Mr. Steele has also authored five books that can be found on Amazon or in audiobook format on Audible. He has developed bestselling courses in accounting topics including financial accounting and QuickBooks accounting software.
In addition to working as an accountant, teaching, and developing courses Mr. Steele has helped create an accounting website at accountinginstruction, a YouTube channel called Accounting Instruction, Help, and How Too, and has developed supplemental resources including a Facebook Page, Twitter Page, and Podcasts that can be found on I-tunes, Stitcher, or Soundcloud. Mr. Steele's teaching philosophy is to make content applicable, understandable, and accessible.
Adult learners are looking for application when they learn new skills. In other words, learners want to be able to apply skills in the real world to help their lives. Mr. Steele’s formal accounting education, practical work experience, and substantial teaching experience allow him to create a curriculum that combines traditional accounting education with practical knowledge and application. He accomplishes the goals of making accounting useful and applicable by combining theory with real-world software like Excel and QuickBooks.

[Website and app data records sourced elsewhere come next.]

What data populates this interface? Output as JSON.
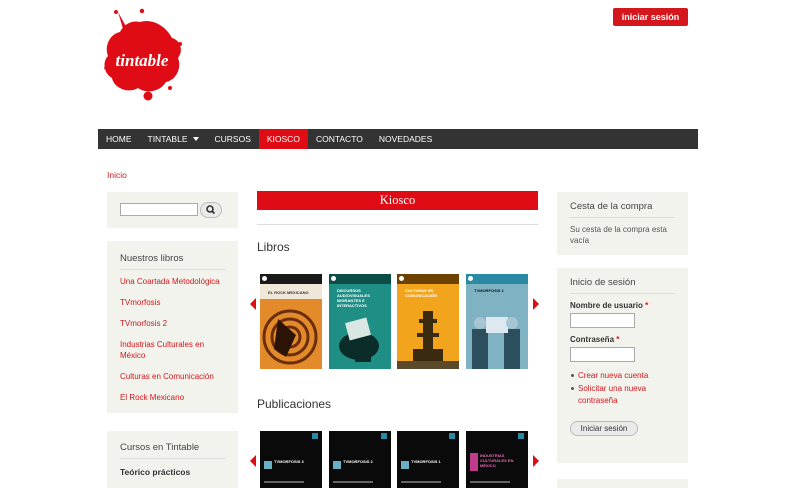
{
  "header": {
    "logo_text": "tintable",
    "login_button": "iniciar sesión"
  },
  "nav": {
    "items": [
      {
        "label": "HOME"
      },
      {
        "label": "TINTABLE"
      },
      {
        "label": "CURSOS"
      },
      {
        "label": "KIOSCO"
      },
      {
        "label": "CONTACTO"
      },
      {
        "label": "NOVEDADES"
      }
    ]
  },
  "breadcrumb": "Inicio",
  "sidebar_left": {
    "books_title": "Nuestros libros",
    "books": [
      "Una Coartada Metodológica",
      "TVmorfosis",
      "TVmorfosis 2",
      "Industrias Culturales en México",
      "Culturas en Comunicación",
      "El Rock Mexicano"
    ],
    "courses_title": "Cursos en Tintable",
    "courses_sub": "Teórico prácticos"
  },
  "main": {
    "title": "Kiosco",
    "books_section": "Libros",
    "book_covers": [
      {
        "title": "EL ROCK MEXICANO",
        "color": "#e38a2a"
      },
      {
        "title": "DISCURSOS AUDIOVISUALES MIGRANTES E INTERACTIVOS",
        "color": "#1f8f86"
      },
      {
        "title": "CULTURAS EN COMUNICACIÓN",
        "color": "#f2a51c"
      },
      {
        "title": "TVMORFOSIS 2",
        "color": "#2a8aa3"
      }
    ],
    "publications_section": "Publicaciones",
    "publication_covers": [
      {
        "title": "TVMORFOSIS 3",
        "color": "#0a0a0a"
      },
      {
        "title": "TVMORFOSIS 2",
        "color": "#0a0a0a"
      },
      {
        "title": "TVMORFOSIS 1",
        "color": "#0a0a0a"
      },
      {
        "title": "INDUSTRIAS CULTURALES EN MÉXICO",
        "color": "#0a0a0a"
      }
    ]
  },
  "sidebar_right": {
    "cart_title": "Cesta de la compra",
    "cart_empty": "Su cesta de la compra esta vacía",
    "login_title": "Inicio de sesión",
    "username_label": "Nombre de usuario",
    "password_label": "Contraseña",
    "required_mark": "*",
    "create_account": "Crear nueva cuenta",
    "request_password": "Solicitar una nueva contraseña",
    "submit": "Iniciar sesión"
  },
  "colors": {
    "accent": "#e00c15",
    "nav_bg": "#333333",
    "block_bg": "#f3f3ee"
  }
}
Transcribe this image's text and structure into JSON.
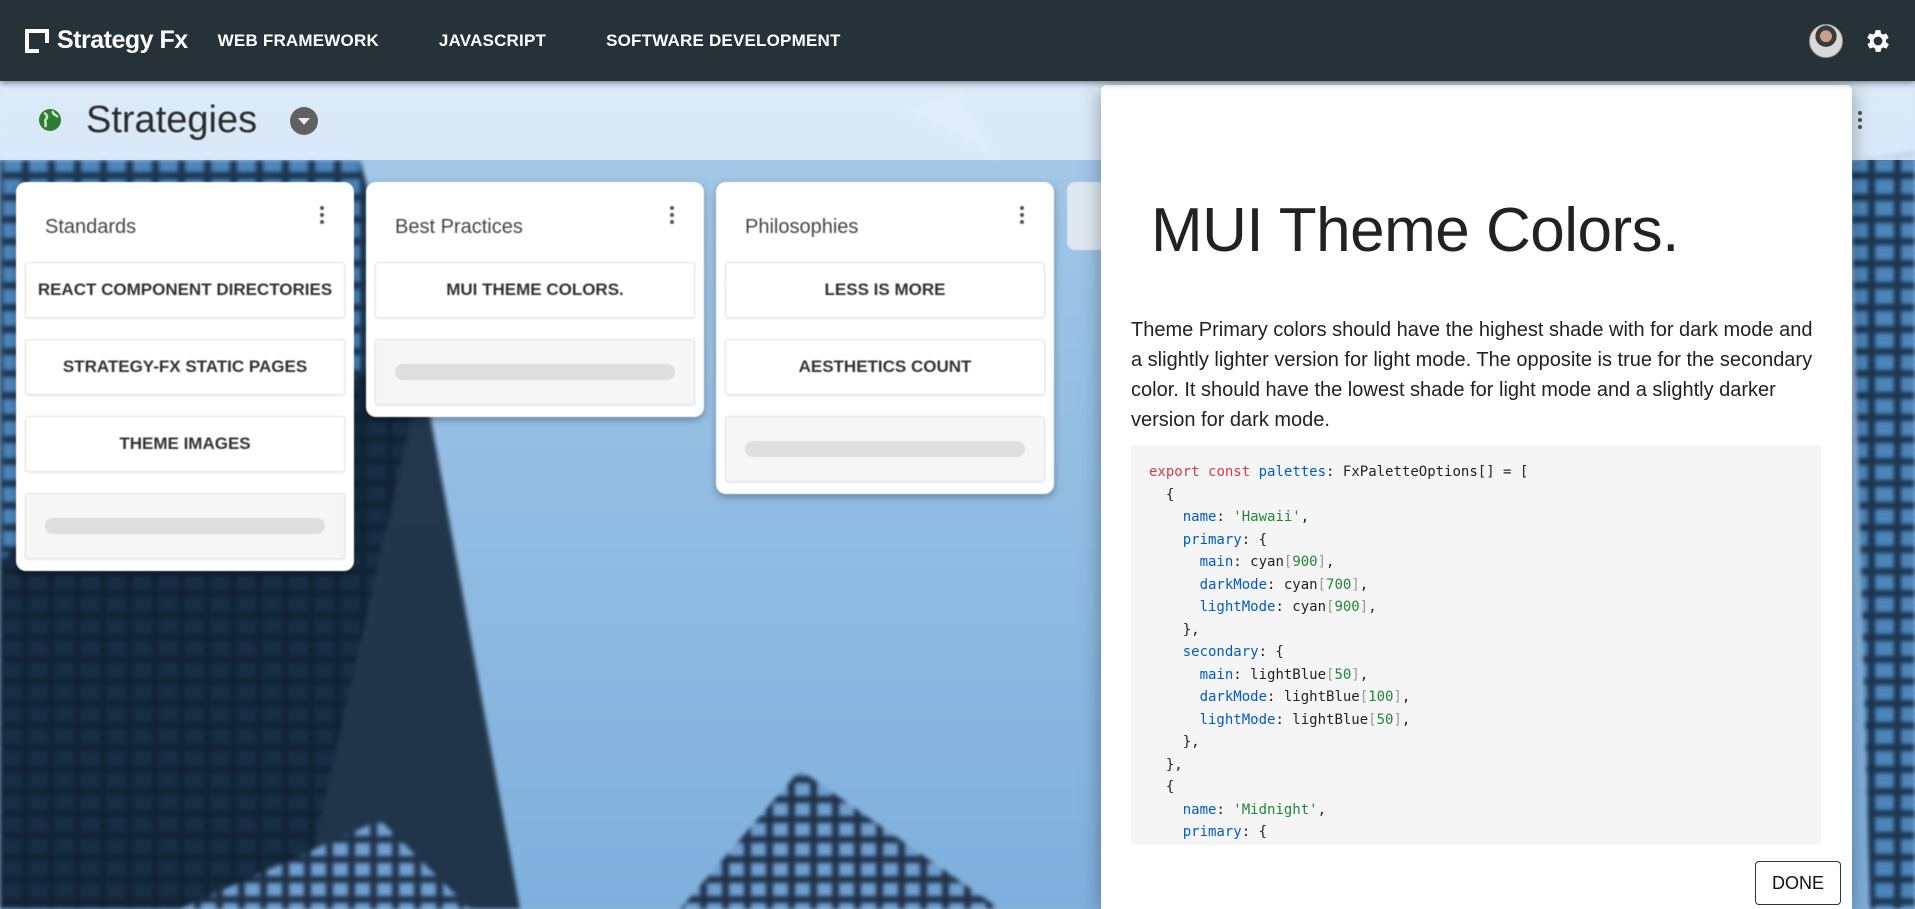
{
  "brand": {
    "name": "Strategy Fx"
  },
  "nav": {
    "items": [
      "WEB FRAMEWORK",
      "JAVASCRIPT",
      "SOFTWARE DEVELOPMENT"
    ]
  },
  "header": {
    "title": "Strategies"
  },
  "columns": [
    {
      "title": "Standards",
      "cards": [
        "REACT COMPONENT DIRECTORIES",
        "STRATEGY-FX STATIC PAGES",
        "THEME IMAGES"
      ]
    },
    {
      "title": "Best Practices",
      "cards": [
        "MUI THEME COLORS."
      ]
    },
    {
      "title": "Philosophies",
      "cards": [
        "LESS IS MORE",
        "AESTHETICS COUNT"
      ]
    }
  ],
  "drawer": {
    "title": "MUI Theme Colors.",
    "description": "Theme Primary colors should have the highest shade with for dark mode and a slightly lighter version for light mode. The opposite is true for the secondary color. It should have the lowest shade for light mode and a slightly darker version for dark mode.",
    "code_lines": [
      "export const palettes: FxPaletteOptions[] = [",
      "  {",
      "    name: 'Hawaii',",
      "    primary: {",
      "      main: cyan[900],",
      "      darkMode: cyan[700],",
      "      lightMode: cyan[900],",
      "    },",
      "    secondary: {",
      "      main: lightBlue[50],",
      "      darkMode: lightBlue[100],",
      "      lightMode: lightBlue[50],",
      "    },",
      "  },",
      "  {",
      "    name: 'Midnight',",
      "    primary: {"
    ],
    "done_label": "DONE"
  },
  "colors": {
    "appbar": "#263238",
    "code_keyword": "#d73a49",
    "code_property": "#005cc5",
    "code_number": "#22863a"
  },
  "icons": [
    "logo-icon",
    "avatar",
    "gear-icon",
    "globe-icon",
    "chevron-down-icon",
    "more-vert-icon"
  ]
}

Many courses teach QuickBooks data entry or Excel functions but are not providing the real value learners want. Real value is a result of learning technical skills like applications, in conjunction with specific goals, like accounting goals, including being able to interpret the performance of a business.
Mr. Steele makes knowledge understandable by breaking down complex concepts into smaller units with specific objectives and using step by step learning processes to understand each unit. Many accounting textbooks cram way too much information into a course, making it impossible to understand any unit fully. By breaking the content down into digestible chunks, we can move forward much faster.
Mr. Steele also makes use of color association in both presentations and Excel worksheets, a learning tool often overlooked in the accounting field, but one that can vastly improve the speed and comprehension of learning accounting concepts.
The material is also made understandable through the application of concepts learned. Courses will typically demonstrate the accounting concepts and then provide an Excel worksheet or practice problems to work through the concepts covered. The practice problems will be accompanied by an instructional video to work through the problem in step by step format. Excel worksheets will be preformatted, usually including an answer tab that shows the completed problem, and a practice tab where learners can complete the problem along with a step by step presentation video.
Mr. Steele makes learning accounting accessible by making use of technology and partnering with teaching platforms that have a vision of spreading knowledge like Udemy.